The primary challenge to playing Stella Kowalski is that her husband Stanley and sister Blanche DuBois can easily suck all the air out of the room; to believe she can more than handle breathing that same air, to show the steel behind Stella’s smile, is no easy task. That’s why Tamiko Robinson Steele (no pun intended from that previous sentence) is just what Stella needs – a superb actor that shows every shade of Stella’s humanity and makes us understand why her character not only survives but thrives in a human hothouse.
Eric D. Pasto-Crosby brilliantly conveys the brutishness (down to his walk and stances) and tenderness in Stanley. We don’t condone much of what he says and does – including the abhorrent violence he inflicts on Stella and Blanche – but we understand his tremendously flawed humanity through the lens of Pasto-Crosby’s performance. His pain and rage is palpable, but so is his love and need for Stella.
The highest compliment this one-time actor can give players is that I don’t see them in the role. That is most certainly true of the utterly incredible Pipeline-Collective Co-Producing Artistic Director Karen Sternberg in her Nashville Rep main stage debut as Blanche; she dives so deeply into the troubled, crumbling psyche of her character that I forgot while watching that I’d ever seen her in anything else or even met her anywhere else. There’s so much to praise about her performance, but I think all well-deserved plaudits for her portrayal stem from the way she believably, patiently, excruciatingly builds Blanche’s fantasy-to-lunacy descent. Even those with just a passing “Streetcar” familiarity know what’s coming – “Whoever you are – I have always depended on the kindness of strangers” – and yet, when it comes out of Sternberg’s mouth in a tone of self-aware, fatalistic resignation, the effect is a stunning thunderclap to our collective spirit.
In an essay published in The New York Times four days before “Streetcar” had its 1947 Broadway premiere (headlined “Tennessee Williams on a Streetcar Named Success”), Williams asked, “Then what is good?
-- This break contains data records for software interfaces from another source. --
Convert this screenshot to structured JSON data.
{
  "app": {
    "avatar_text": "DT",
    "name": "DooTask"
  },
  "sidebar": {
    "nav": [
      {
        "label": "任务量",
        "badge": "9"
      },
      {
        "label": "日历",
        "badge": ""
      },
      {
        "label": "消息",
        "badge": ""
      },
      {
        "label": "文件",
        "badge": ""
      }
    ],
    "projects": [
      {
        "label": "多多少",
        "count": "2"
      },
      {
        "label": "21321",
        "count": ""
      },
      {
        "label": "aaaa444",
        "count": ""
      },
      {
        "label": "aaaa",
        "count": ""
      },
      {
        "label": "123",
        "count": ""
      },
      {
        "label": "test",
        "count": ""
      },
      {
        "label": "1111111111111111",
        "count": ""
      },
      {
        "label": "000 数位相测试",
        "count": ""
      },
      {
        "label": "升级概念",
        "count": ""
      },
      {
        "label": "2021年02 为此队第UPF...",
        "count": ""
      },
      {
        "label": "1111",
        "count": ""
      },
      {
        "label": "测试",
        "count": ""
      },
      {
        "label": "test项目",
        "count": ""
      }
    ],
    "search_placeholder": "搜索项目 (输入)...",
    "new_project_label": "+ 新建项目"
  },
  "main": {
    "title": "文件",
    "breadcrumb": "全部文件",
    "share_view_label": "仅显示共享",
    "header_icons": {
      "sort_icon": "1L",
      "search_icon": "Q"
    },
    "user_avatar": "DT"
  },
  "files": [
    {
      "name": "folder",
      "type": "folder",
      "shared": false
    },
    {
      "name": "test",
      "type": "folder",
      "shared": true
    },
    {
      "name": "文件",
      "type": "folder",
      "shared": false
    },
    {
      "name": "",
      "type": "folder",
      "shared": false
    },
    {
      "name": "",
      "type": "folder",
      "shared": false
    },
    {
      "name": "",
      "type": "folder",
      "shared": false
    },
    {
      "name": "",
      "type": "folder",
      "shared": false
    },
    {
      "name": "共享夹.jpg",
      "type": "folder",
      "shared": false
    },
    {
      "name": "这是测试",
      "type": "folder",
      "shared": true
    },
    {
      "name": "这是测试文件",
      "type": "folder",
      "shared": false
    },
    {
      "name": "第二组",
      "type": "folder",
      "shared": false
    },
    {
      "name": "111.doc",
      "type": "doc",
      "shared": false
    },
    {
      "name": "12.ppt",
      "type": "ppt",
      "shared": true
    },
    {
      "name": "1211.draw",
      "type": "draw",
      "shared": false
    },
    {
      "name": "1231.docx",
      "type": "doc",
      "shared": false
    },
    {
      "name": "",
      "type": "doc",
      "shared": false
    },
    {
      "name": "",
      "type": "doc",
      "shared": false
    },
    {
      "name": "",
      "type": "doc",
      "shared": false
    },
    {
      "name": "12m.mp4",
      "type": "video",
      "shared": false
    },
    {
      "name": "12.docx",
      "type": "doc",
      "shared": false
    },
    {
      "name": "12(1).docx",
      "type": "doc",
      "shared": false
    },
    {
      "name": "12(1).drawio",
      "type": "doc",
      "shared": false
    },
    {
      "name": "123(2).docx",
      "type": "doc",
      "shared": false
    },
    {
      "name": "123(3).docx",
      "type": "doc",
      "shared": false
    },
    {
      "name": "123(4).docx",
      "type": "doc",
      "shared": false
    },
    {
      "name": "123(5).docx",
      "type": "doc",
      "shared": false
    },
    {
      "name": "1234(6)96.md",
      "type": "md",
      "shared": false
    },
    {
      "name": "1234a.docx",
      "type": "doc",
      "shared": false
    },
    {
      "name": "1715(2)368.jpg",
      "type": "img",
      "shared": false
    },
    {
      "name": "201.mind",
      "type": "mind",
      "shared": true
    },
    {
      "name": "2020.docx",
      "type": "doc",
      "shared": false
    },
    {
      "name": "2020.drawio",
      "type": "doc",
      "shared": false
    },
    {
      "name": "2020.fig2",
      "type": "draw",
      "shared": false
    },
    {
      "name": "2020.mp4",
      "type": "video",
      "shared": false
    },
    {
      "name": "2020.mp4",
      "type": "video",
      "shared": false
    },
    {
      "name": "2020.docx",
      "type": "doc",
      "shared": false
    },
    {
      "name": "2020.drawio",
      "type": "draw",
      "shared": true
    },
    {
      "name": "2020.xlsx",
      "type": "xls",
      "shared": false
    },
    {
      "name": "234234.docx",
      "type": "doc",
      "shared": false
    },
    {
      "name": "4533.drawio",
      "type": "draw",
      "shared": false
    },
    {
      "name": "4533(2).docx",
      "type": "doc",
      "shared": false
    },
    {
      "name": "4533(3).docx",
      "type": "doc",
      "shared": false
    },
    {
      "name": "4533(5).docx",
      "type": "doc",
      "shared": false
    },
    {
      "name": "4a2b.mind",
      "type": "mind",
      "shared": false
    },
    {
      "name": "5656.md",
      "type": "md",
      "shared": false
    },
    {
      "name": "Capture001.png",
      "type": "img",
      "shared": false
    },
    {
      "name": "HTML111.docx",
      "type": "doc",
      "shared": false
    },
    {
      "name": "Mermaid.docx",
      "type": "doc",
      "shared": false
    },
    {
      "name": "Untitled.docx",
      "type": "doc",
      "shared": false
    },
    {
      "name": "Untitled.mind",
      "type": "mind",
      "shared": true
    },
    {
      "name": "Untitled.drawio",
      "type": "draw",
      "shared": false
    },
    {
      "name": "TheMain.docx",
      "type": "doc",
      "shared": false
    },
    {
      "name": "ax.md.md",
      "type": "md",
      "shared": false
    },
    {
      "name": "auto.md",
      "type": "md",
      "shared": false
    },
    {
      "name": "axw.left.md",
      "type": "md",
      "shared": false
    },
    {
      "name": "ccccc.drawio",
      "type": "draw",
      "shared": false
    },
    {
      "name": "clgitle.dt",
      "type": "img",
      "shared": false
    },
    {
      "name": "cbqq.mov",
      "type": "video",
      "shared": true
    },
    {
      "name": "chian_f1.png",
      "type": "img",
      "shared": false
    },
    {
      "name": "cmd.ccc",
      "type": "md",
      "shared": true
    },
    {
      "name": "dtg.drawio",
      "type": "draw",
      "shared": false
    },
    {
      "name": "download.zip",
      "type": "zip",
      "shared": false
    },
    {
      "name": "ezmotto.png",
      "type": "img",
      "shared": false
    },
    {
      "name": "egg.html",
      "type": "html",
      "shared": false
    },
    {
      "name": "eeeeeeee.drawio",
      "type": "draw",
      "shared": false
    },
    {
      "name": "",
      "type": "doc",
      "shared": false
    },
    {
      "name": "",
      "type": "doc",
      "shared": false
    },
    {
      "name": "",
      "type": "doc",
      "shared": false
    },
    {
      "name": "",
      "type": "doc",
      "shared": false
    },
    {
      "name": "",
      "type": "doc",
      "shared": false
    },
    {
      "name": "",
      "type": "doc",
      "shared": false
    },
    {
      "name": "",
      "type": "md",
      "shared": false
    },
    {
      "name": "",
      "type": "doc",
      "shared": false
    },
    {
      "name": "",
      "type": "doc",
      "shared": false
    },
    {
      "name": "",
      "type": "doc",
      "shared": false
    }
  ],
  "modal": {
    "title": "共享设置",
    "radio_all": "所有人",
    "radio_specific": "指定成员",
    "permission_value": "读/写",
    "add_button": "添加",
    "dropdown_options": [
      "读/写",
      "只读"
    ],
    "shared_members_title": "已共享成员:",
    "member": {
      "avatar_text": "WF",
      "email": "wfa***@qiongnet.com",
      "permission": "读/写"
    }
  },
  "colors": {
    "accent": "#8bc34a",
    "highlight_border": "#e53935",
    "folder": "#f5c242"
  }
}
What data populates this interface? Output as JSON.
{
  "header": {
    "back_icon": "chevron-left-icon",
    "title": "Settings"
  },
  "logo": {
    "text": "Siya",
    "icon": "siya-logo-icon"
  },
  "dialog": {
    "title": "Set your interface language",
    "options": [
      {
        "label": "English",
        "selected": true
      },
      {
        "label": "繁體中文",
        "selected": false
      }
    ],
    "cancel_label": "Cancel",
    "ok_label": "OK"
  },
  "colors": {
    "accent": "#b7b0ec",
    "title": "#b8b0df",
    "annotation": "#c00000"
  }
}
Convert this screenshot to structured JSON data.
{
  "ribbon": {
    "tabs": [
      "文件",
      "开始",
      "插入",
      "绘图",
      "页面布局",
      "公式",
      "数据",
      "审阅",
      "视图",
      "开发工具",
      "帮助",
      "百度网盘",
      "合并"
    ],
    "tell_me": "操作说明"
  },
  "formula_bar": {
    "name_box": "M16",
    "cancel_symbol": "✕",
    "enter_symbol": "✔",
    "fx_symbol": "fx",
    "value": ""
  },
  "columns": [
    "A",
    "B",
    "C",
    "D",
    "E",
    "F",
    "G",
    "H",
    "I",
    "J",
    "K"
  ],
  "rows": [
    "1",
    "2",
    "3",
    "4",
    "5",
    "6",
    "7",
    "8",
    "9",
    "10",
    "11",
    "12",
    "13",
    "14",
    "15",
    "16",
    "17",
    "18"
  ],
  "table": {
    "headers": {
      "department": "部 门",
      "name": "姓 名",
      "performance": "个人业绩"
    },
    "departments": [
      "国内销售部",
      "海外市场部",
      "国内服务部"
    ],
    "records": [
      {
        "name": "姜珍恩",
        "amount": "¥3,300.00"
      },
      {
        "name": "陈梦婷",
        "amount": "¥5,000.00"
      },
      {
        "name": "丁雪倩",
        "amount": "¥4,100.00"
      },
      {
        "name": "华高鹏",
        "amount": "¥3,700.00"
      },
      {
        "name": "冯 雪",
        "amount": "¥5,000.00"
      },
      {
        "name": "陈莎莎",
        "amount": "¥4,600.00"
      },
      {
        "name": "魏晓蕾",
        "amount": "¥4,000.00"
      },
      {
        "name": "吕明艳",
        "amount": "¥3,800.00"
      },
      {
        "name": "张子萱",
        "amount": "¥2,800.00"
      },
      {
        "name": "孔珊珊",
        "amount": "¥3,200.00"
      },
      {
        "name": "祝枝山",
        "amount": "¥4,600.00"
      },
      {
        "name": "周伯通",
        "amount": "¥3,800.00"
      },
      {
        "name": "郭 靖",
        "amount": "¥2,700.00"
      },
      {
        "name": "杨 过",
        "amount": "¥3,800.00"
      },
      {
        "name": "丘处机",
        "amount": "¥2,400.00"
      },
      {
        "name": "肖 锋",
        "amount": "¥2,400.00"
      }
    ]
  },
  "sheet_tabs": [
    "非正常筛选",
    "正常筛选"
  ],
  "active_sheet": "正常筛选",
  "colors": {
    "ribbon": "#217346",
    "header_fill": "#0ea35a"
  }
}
The obsessive interest in human affairs, plus a certain amount of compassion and moral conviction, that first made the experience of living something that must be translated into pigment or music or bodily movement or poetry or prose or anything that’s dynamic and expressive – that’s what’s good for you if you’re at all serious in your aims.” McIntyre and his Nashville Rep colleagues have made a very dynamic and expressive “Streetcar” that pays proper tribute to the masterful talent that wrote it while gracing us with their good and oh-so-humanely-relevant work.
In addition to those mentioned in the review the following are significant contributors to this production: assistant director Claire Hopkins; stage manager Teresa Driver; assistant stage manager Kristen Goodwin; production director Christopher L. Jones; props master Amanda Creech; scene shop foreman R. Preston Perrin; master carpenter Tucker Steinlage; costume manager Lori Gann-Smith; wardrobe supervisor Lakeland Gordon; costume technician Lauren Elizabeth Terry; rentals manager Emily Irene Peck; artistic associate Erica Jo Lloyd; Maggie Jackson and Karch Abramson, run crew.
Nashville Repertory Theatre’s production of Tennessee Williams’ “A Streetcar Named Desire” continues through Sunday. February 23 in Johnson Theater at the Tennessee Performing Arts Center. Click here for more information and to buy tickets.